Calflora Home GREAT PLACES
TO VIEW NATIVE PLANTS
Thunder Mountain
KEYWORDS:   Mountain Trail, South Lake Tahoe, Sierras, Eldorado National Forest
ABOUT 
The Thunder Mountain trail begins in a forested area and climbs to a ridge line that overlooks the Kirkwood Ski Resort. Along the way is an amazing variety of wildflowers. Early on you will see a field of the bright red/orange Scarlet Gilia. And if you look closely you might find some of the parasitic flowers. Along the trail you may encounter something that looks like a pinecone. Look closely! It may just be a cluster of the strange Corymb Broomrape. At the top are great views and some of the alpine flowers.

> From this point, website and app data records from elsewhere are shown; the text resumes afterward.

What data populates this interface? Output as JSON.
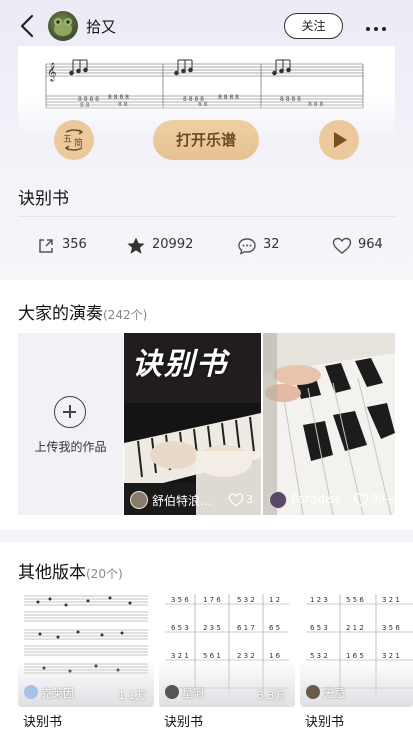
{
  "header": {
    "username": "拾又",
    "follow_label": "关注"
  },
  "sheet": {
    "notation_toggle_label": "五\n简",
    "open_label": "打开乐谱"
  },
  "song": {
    "title": "诀别书"
  },
  "stats": {
    "shares": "356",
    "favorites": "20992",
    "comments": "32",
    "likes": "964"
  },
  "performances": {
    "title": "大家的演奏",
    "count": "(242个)",
    "upload_label": "上传我的作品",
    "items": [
      {
        "overlay_title": "诀别书",
        "author": "舒伯特浪…",
        "likes": "3"
      },
      {
        "overlay_title": "",
        "author": "Paradise",
        "likes": "99+"
      }
    ]
  },
  "versions": {
    "title": "其他版本",
    "count": "(20个)",
    "items": [
      {
        "name": "诀别书",
        "uploader": "克莱因",
        "views": "1.1万"
      },
      {
        "name": "诀别书",
        "uploader": "星河",
        "views": "3.3万"
      },
      {
        "name": "诀别书",
        "uploader": "无忌",
        "views": ""
      }
    ]
  },
  "colors": {
    "accent": "#ecc99c",
    "accent_text": "#6d4a22"
  }
}
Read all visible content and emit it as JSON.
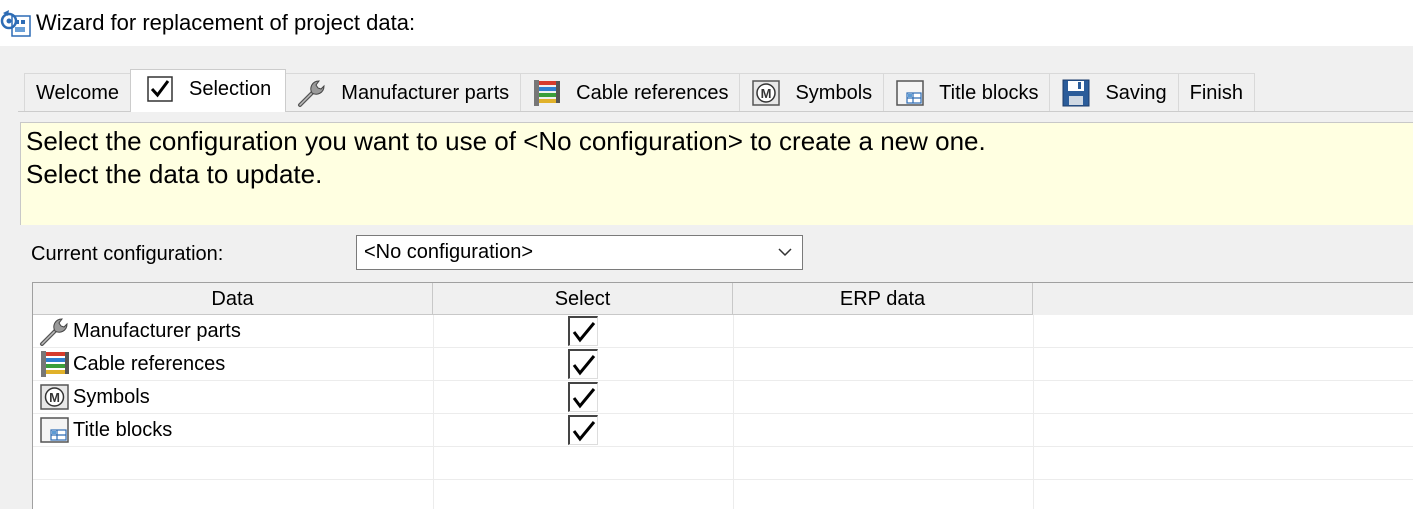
{
  "window": {
    "title": "Wizard for replacement of project data:",
    "icon": "wizard-replace-icon"
  },
  "tabs": [
    {
      "label": "Welcome",
      "icon": null,
      "active": false
    },
    {
      "label": "Selection",
      "icon": "check-icon",
      "active": true
    },
    {
      "label": "Manufacturer parts",
      "icon": "wrench-icon",
      "active": false
    },
    {
      "label": "Cable references",
      "icon": "cable-icon",
      "active": false
    },
    {
      "label": "Symbols",
      "icon": "symbol-m-icon",
      "active": false
    },
    {
      "label": "Title blocks",
      "icon": "title-block-icon",
      "active": false
    },
    {
      "label": "Saving",
      "icon": "floppy-disk-icon",
      "active": false
    },
    {
      "label": "Finish",
      "icon": null,
      "active": false
    }
  ],
  "info": {
    "line1": "Select the configuration you want to use of <No configuration> to create a new one.",
    "line2": "Select the data to update.",
    "background": "#ffffe1"
  },
  "config": {
    "label": "Current configuration:",
    "value": "<No configuration>"
  },
  "grid": {
    "columns": [
      "Data",
      "Select",
      "ERP data"
    ],
    "rows": [
      {
        "data": "Manufacturer parts",
        "icon": "wrench-icon",
        "select": true,
        "erp": ""
      },
      {
        "data": "Cable references",
        "icon": "cable-icon",
        "select": true,
        "erp": ""
      },
      {
        "data": "Symbols",
        "icon": "symbol-m-icon",
        "select": true,
        "erp": ""
      },
      {
        "data": "Title blocks",
        "icon": "title-block-icon",
        "select": true,
        "erp": ""
      }
    ]
  }
}
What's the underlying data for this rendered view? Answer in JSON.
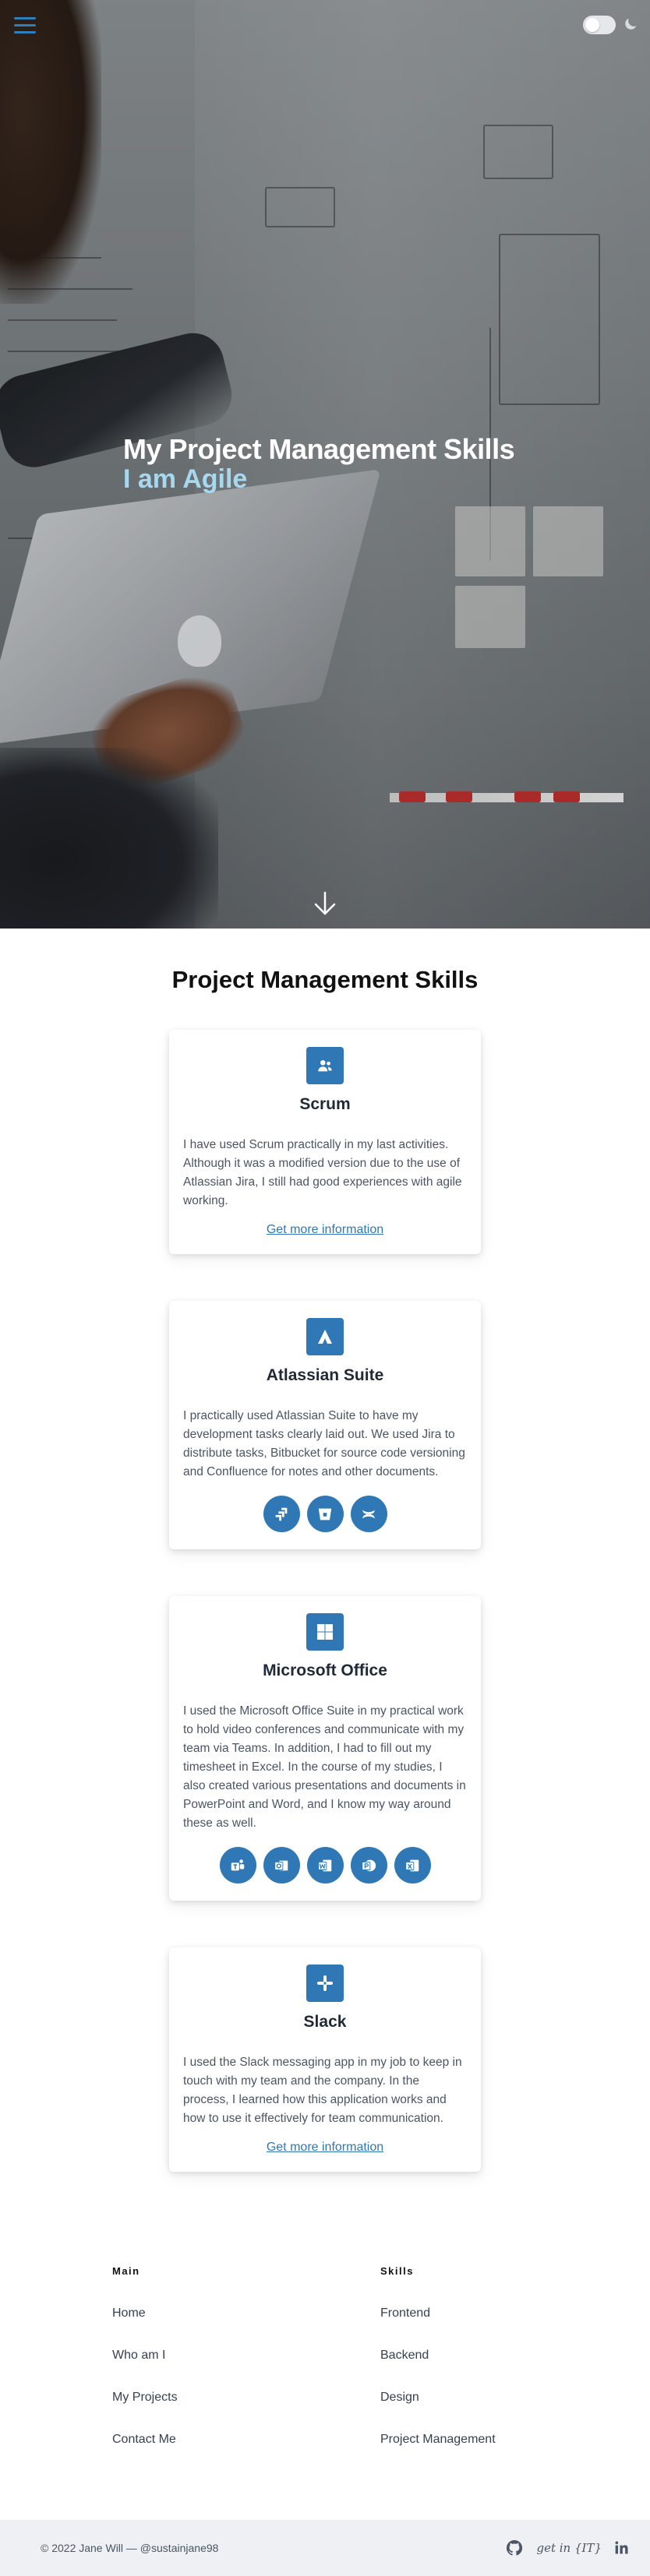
{
  "hero": {
    "title": "My Project Management Skills",
    "subtitle": "I am Agile"
  },
  "colors": {
    "accent": "#2f78b5",
    "subtitle": "#a8d8f0",
    "footer_bg": "#eef0f3"
  },
  "skills": {
    "title": "Project Management Skills",
    "cards": [
      {
        "icon": "users-icon",
        "title": "Scrum",
        "text": "I have used Scrum practically in my last activities. Although it was a modified version due to the use of Atlassian Jira, I still had good experiences with agile working.",
        "link": "Get more information"
      },
      {
        "icon": "atlassian-icon",
        "title": "Atlassian Suite",
        "text": "I practically used Atlassian Suite to have my development tasks clearly laid out. We used Jira to distribute tasks, Bitbucket for source code versioning and Confluence for notes and other documents.",
        "tools": [
          "jira-icon",
          "bitbucket-icon",
          "confluence-icon"
        ]
      },
      {
        "icon": "windows-icon",
        "title": "Microsoft Office",
        "text": "I used the Microsoft Office Suite in my practical work to hold video conferences and communicate with my team via Teams. In addition, I had to fill out my timesheet in Excel. In the course of my studies, I also created various presentations and documents in PowerPoint and Word, and I know my way around these as well.",
        "tools": [
          "teams-icon",
          "outlook-icon",
          "word-icon",
          "powerpoint-icon",
          "excel-icon"
        ]
      },
      {
        "icon": "slack-icon",
        "title": "Slack",
        "text": "I used the Slack messaging app in my job to keep in touch with my team and the company. In the process, I learned how this application works and how to use it effectively for team communication.",
        "link": "Get more information"
      }
    ]
  },
  "footer": {
    "main_heading": "Main",
    "main_links": [
      "Home",
      "Who am I",
      "My Projects",
      "Contact Me"
    ],
    "skills_heading": "Skills",
    "skills_links": [
      "Frontend",
      "Backend",
      "Design",
      "Project Management"
    ],
    "copyright": "© 2022 Jane Will — @sustainjane98",
    "getin_label": "get in {IT}"
  }
}
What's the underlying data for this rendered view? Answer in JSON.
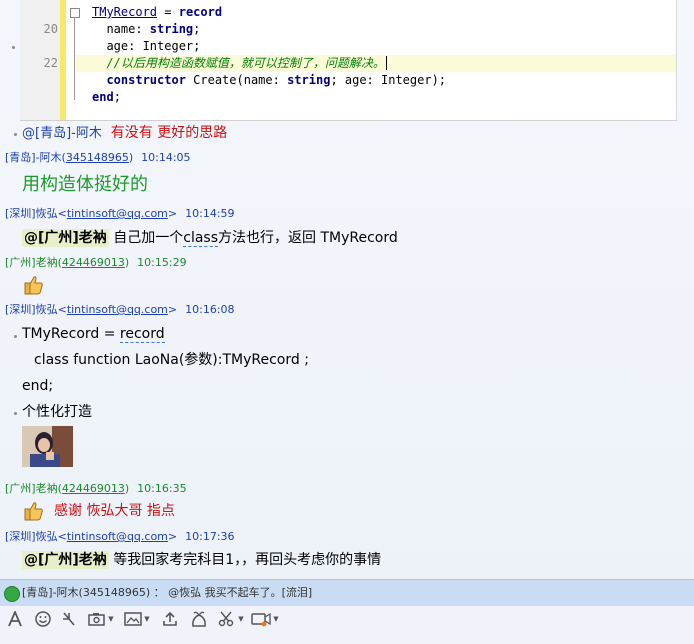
{
  "code_image": {
    "line_numbers": [
      "20",
      "22"
    ],
    "lines": [
      {
        "ident": "TMyRecord",
        "op": " = ",
        "kw": "record"
      },
      {
        "name_part": "  name: ",
        "type": "string",
        "end": ";"
      },
      {
        "text": "  age: Integer;"
      },
      {
        "comment": "  //以后用构造函数赋值，就可以控制了，问题解决。"
      },
      {
        "kw": "  constructor",
        "rest1": " Create(name: ",
        "type": "string",
        "rest2": "; age: Integer);"
      },
      {
        "kw": "end",
        "end": ";"
      }
    ]
  },
  "messages": {
    "m0": {
      "sender": "@[青岛]-阿木",
      "text": "有没有  更好的思路"
    },
    "m1": {
      "sender": "[青岛]-阿木(",
      "id": "345148965",
      "close": ")",
      "time": "10:14:05",
      "text": "用构造体挺好的"
    },
    "m2": {
      "sender": "[深圳]恢弘<",
      "email": "tintinsoft@qq.com",
      "close": ">",
      "time": "10:14:59",
      "mention": "@[广州]老衲",
      "text_a": " 自己加一个",
      "squiggle": "class",
      "text_b": "方法也行，返回 TMyRecord"
    },
    "m3": {
      "sender": "[广州]老衲(",
      "id": "424469013",
      "close": ")",
      "time": "10:15:29"
    },
    "m4": {
      "sender": "[深圳]恢弘<",
      "email": "tintinsoft@qq.com",
      "close": ">",
      "time": "10:16:08",
      "line1_a": "TMyRecord = ",
      "line1_b": "record",
      "line2": "class function LaoNa(参数):TMyRecord ;",
      "line3": "end;",
      "line4": "个性化打造"
    },
    "m5": {
      "sender": "[广州]老衲(",
      "id": "424469013",
      "close": ")",
      "time": "10:16:35",
      "text": "感谢  恢弘大哥  指点"
    },
    "m6": {
      "sender": "[深圳]恢弘<",
      "email": "tintinsoft@qq.com",
      "close": ">",
      "time": "10:17:36",
      "mention": "@[广州]老衲",
      "text": " 等我回家考完科目1，，再回头考虑你的事情"
    }
  },
  "status_bar": {
    "text": "[青岛]-阿木(345148965) ： @恢弘 我买不起车了。[流泪]"
  },
  "toolbar": {
    "icons": [
      "font-icon",
      "emoji-icon",
      "shake-icon",
      "screenshot-icon",
      "image-icon",
      "upload-icon",
      "gift-icon",
      "scissors-icon",
      "record-icon"
    ]
  },
  "colors": {
    "sender_blue": "#1e40b4",
    "sender_green": "#1a8a2a",
    "highlight_red": "#d01010",
    "large_green": "#1d9a2c"
  }
}
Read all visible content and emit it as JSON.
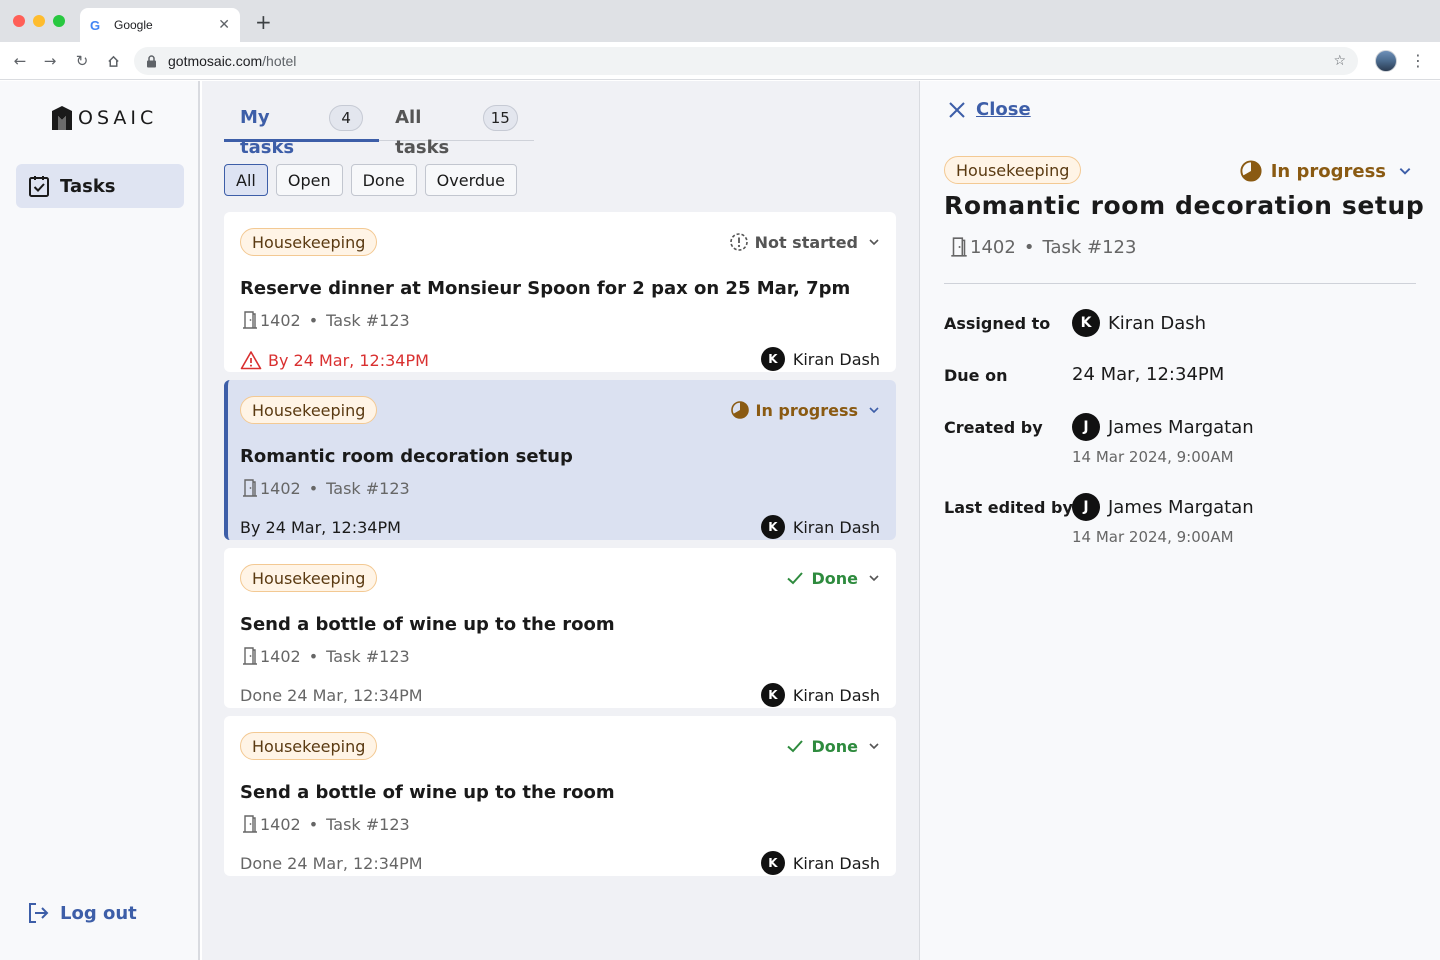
{
  "browser": {
    "tab_title": "Google",
    "url_host": "gotmosaic.com",
    "url_path": "/hotel"
  },
  "sidebar": {
    "logo_text": "OSAIC",
    "nav_tasks": "Tasks",
    "logout": "Log out"
  },
  "tabs": [
    {
      "label": "My tasks",
      "count": "4"
    },
    {
      "label": "All tasks",
      "count": "15"
    }
  ],
  "filters": [
    "All",
    "Open",
    "Done",
    "Overdue"
  ],
  "tasks": [
    {
      "category": "Housekeeping",
      "status": "Not started",
      "title": "Reserve dinner at Monsieur Spoon for 2 pax on 25 Mar, 7pm",
      "room": "1402",
      "dot": "•",
      "task_id": "Task #123",
      "due": "By 24 Mar, 12:34PM",
      "assignee_initial": "K",
      "assignee": "Kiran Dash"
    },
    {
      "category": "Housekeeping",
      "status": "In progress",
      "title": "Romantic room decoration setup",
      "room": "1402",
      "dot": "•",
      "task_id": "Task #123",
      "due": "By 24 Mar, 12:34PM",
      "assignee_initial": "K",
      "assignee": "Kiran Dash"
    },
    {
      "category": "Housekeeping",
      "status": "Done",
      "title": "Send a bottle of wine up to the room",
      "room": "1402",
      "dot": "•",
      "task_id": "Task #123",
      "due": "Done 24 Mar, 12:34PM",
      "assignee_initial": "K",
      "assignee": "Kiran Dash"
    },
    {
      "category": "Housekeeping",
      "status": "Done",
      "title": "Send a bottle of wine up to the room",
      "room": "1402",
      "dot": "•",
      "task_id": "Task #123",
      "due": "Done 24 Mar, 12:34PM",
      "assignee_initial": "K",
      "assignee": "Kiran Dash"
    }
  ],
  "detail": {
    "close": "Close",
    "category": "Housekeeping",
    "status": "In progress",
    "title": "Romantic room decoration setup",
    "room": "1402",
    "dot": "•",
    "task_id": "Task #123",
    "assigned_label": "Assigned to",
    "assigned_initial": "K",
    "assigned_name": "Kiran Dash",
    "due_label": "Due on",
    "due_value": "24 Mar, 12:34PM",
    "created_label": "Created by",
    "created_initial": "J",
    "created_name": "James Margatan",
    "created_date": "14 Mar 2024, 9:00AM",
    "edited_label": "Last edited by",
    "edited_initial": "J",
    "edited_name": "James Margatan",
    "edited_date": "14 Mar 2024, 9:00AM"
  },
  "colors": {
    "accent": "#3d5ea8",
    "overdue": "#d93030",
    "in_progress": "#8a5a12",
    "done": "#2e8b3e",
    "not_started": "#555555",
    "tag_bg": "#fff4e6"
  },
  "icons": {
    "status_not_started": "dashed-clock-icon",
    "status_in_progress": "half-circle-icon",
    "status_done": "check-icon",
    "room": "door-icon",
    "overdue": "warning-triangle-icon"
  }
}
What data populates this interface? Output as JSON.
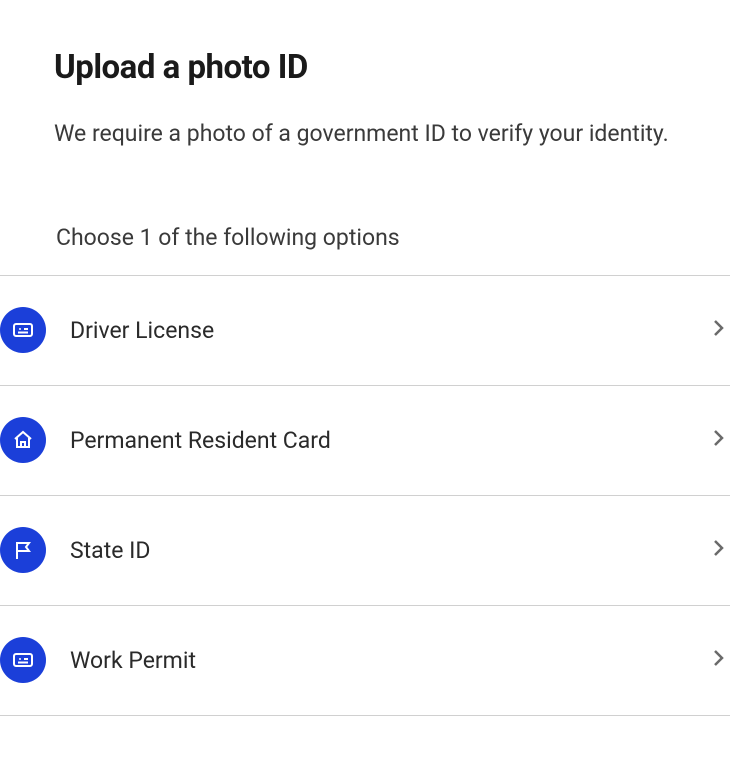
{
  "header": {
    "title": "Upload a photo ID",
    "description": "We require a photo of a government ID to verify your identity."
  },
  "section": {
    "label": "Choose 1 of the following options"
  },
  "options": [
    {
      "label": "Driver License",
      "icon": "id-card-icon"
    },
    {
      "label": "Permanent Resident Card",
      "icon": "home-icon"
    },
    {
      "label": "State ID",
      "icon": "flag-icon"
    },
    {
      "label": "Work Permit",
      "icon": "id-card-icon"
    }
  ],
  "colors": {
    "accent": "#1b3fd9"
  }
}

Also look for Drummond?s Anemone, a special treat. Keep your mind sharp to spot the well-camouflaged Mountain Bells.

DIRECTIONS:   The trailhead (well signed on the south side of Route 88) is found about 2 miles west of the entrance to Kirkwood Ski Resort. This is 7 miles west of the Caron Pass

TIPS FOR YOUR VISIT 
  • Usually good from June till September. You need to go early when the snow is just melting to see the pure white Anemone flowers.
  • The best time to visit is July.
  • There are no facilities, but the trail is well marked with signs.
  • TRAILS:   8 miles round trip; 1500 foot elevation gain.

    THREATS:   A four-year drought is stressing the environment. Peak bloom is moving earlier with each new drought year.

    MORE INFORMATION AND CONTACTS 
    US Forest Service: Eldorado National Forest
    an abundance of plant and wildlife
    Tahoe Chapter, California Native Plant Society: Thunder Mountain
    CNPS CHAPTER AREA: :   Sierra Foothills

    AREA OF THE POLYGON::   986 acres
    DENSITY::   0.059 native species per acre
    Thanks to  Roger Rosenberger and Tahoe CNPS  for contributing this great place.